Mauritania’s ruling party is leading in local and legislative elections while a once-outlawed Islamist party looked poised to become the main opposition, preliminary results showed on Tuesday. The legislative vote, which was boycotted by 10 other parties, are the first since an army putsch catapulted Mohamed Ould Abdel Aziz to power in 2008. Abdel Aziz won a presidential election in 2009 and is now a Western ally in fighting al Qaeda in the poor and frequently unstable Sahel region of West Africa. Mauritania, a country of 3.2 million people, has reserves of iron ore, copper and gold and is seeking to encourage exploration in its offshore oil and gas sector.

Nepal: Institutionalized poll rigging took place, claims Maoist party | Telegraph Nepal

As per an internal committee formed by the Unified Maoists to investigate presumed election wrongdoings, the party has concluded that the election was rigged in an institutionalized manner and the investigation further reveals that the election commission and security agencies were directly involved in the vote fraud. Now the fun will perhaps begin. The committee led by party leader Barsaman Pun ‘Ananta’ in his findings claims, “The vote fraud was carried out institutionally and at the policy and organizational level.” The committee member Ram Chandra Jha said, “The investigation has revealed that including the Election commission, the security agencies were also involved.”

Venezuela: Electoral system improved significantly: official | Global Post

Venezuela’s automated electoral system has been improved significantly, as votes can be easily audited and verified, the nation’s top election official said Tuesday. In an interview aired on state-owned Venezolana de Television (VTV), Venezuela’s National Electoral Council (NEC) President Tibisay Lucena said: “In Venezuela we defeated electoral fraud … with an automated system and with technology.” Some of the most significant recent changes to the electoral system, she said, include upgrading the Voter Registry to include some 20 percent of Venezuelans over 18 who were not included, and improving the allocation of the voting centers.

Texas: Federal Judge Denies Abbott’s Motion To Move Voter ID Trial To After 2014 Election | Texas Public Radio

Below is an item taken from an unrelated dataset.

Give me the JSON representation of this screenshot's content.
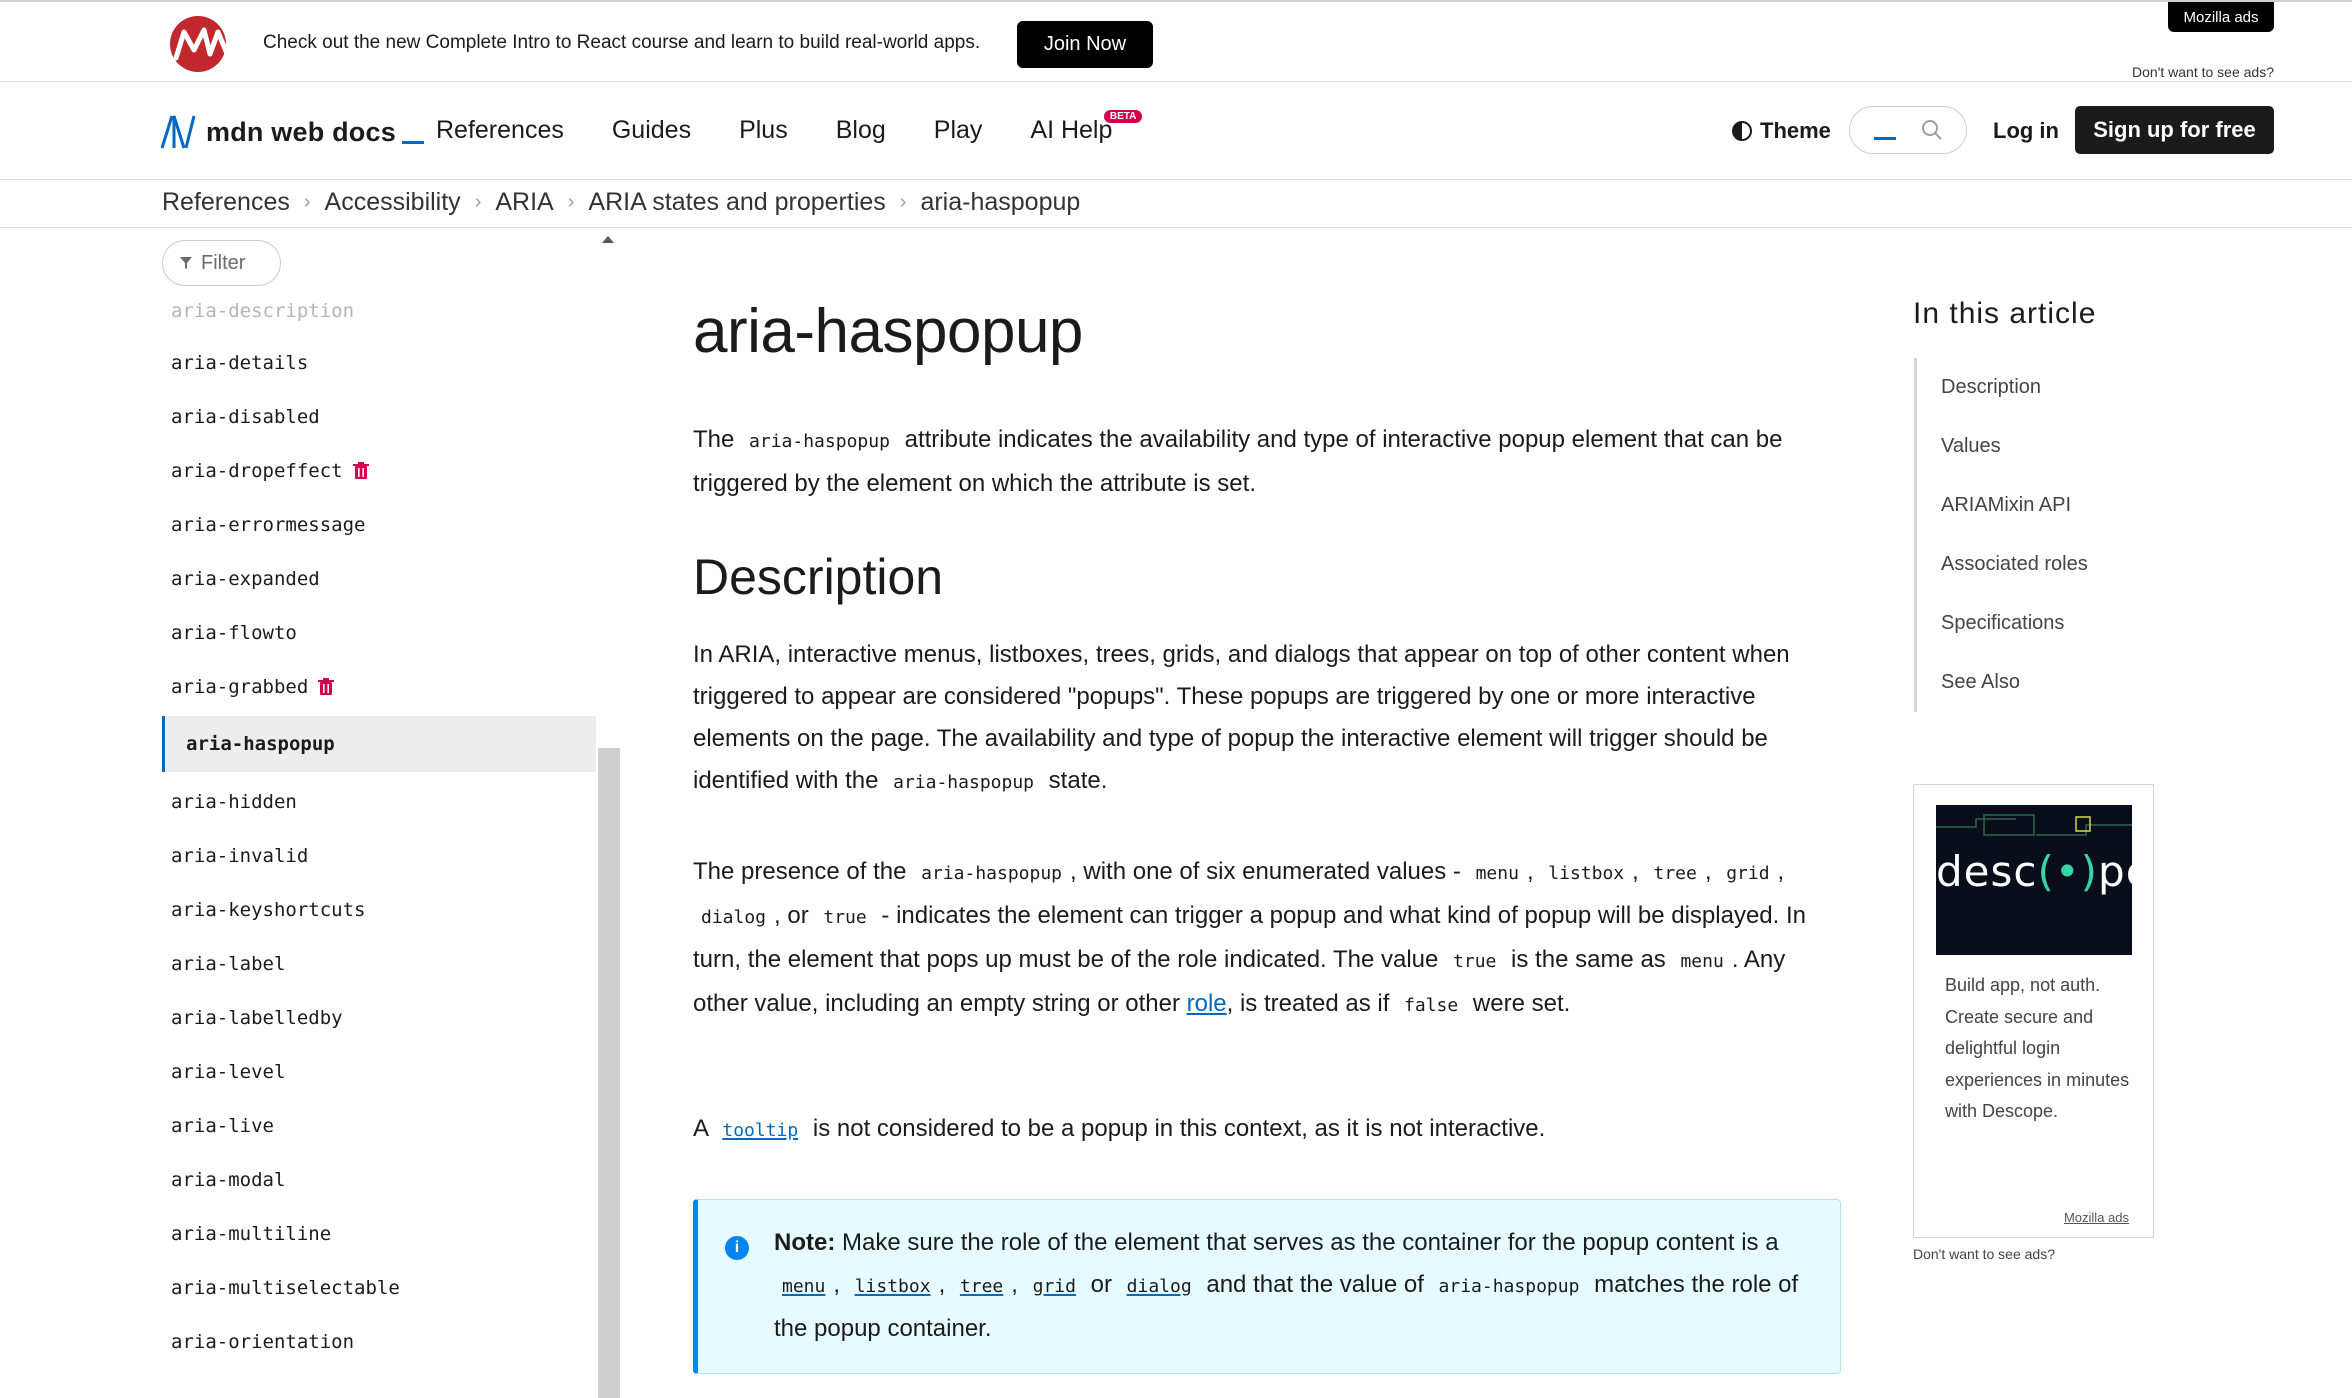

Federal District Judge Nelva Gonzales Ramos in Corpus Christi has denied Attorney General Greg Abbott’s request to move a lawsuit challenging Texas’ Voter ID law to a March trial date in 2015. Opening arguments will begin a few months before state general elections in September 2014. State Rep. Trey Martinez Fischer, D-San Antonio, the head of the Mexican American Legislative Caucus and a plaintiff in the case, said Abbott’s request of the court is more about political ambitions.

Virginia: Elections officials say some voting equipment is outdated | Richmond Times-Dispatch

State elections officials expressed concern Monday that some of the voting equipment used in November balloting is outdated and does not meet requirements under state law. Don Palmer, secretary of the State Board of Elections, said at a board meeting that some of the voting machines are not able to flag overvotes or undervotes, which would allow those ballots to be inspected manually. Republican Mark D. Obenshain hopes that the proper count of such ballots in the upcoming recount will sway the election result of the attorney general’s race, in which Democrat Mark R. Herring was certified the winner by 165 votes. An undervote would be one in which a selection would be made in at least one race, but not others. Overvotes include ballots in which two candidates were originally marked for a race, but one was crossed out. “The code requires in a recount situation that undervotes, overvotes and write-ins be rejected so they can be analyzed personally by the recount teams and observers of each party,” Palmer said. If there is a dispute over a particular ballot — meaning if the voter’s intention isn’t immediately clear — it would go to the recount court in Richmond, a panel of three judges headed by Richmond Circuit Court Judge Beverly W. Snukals.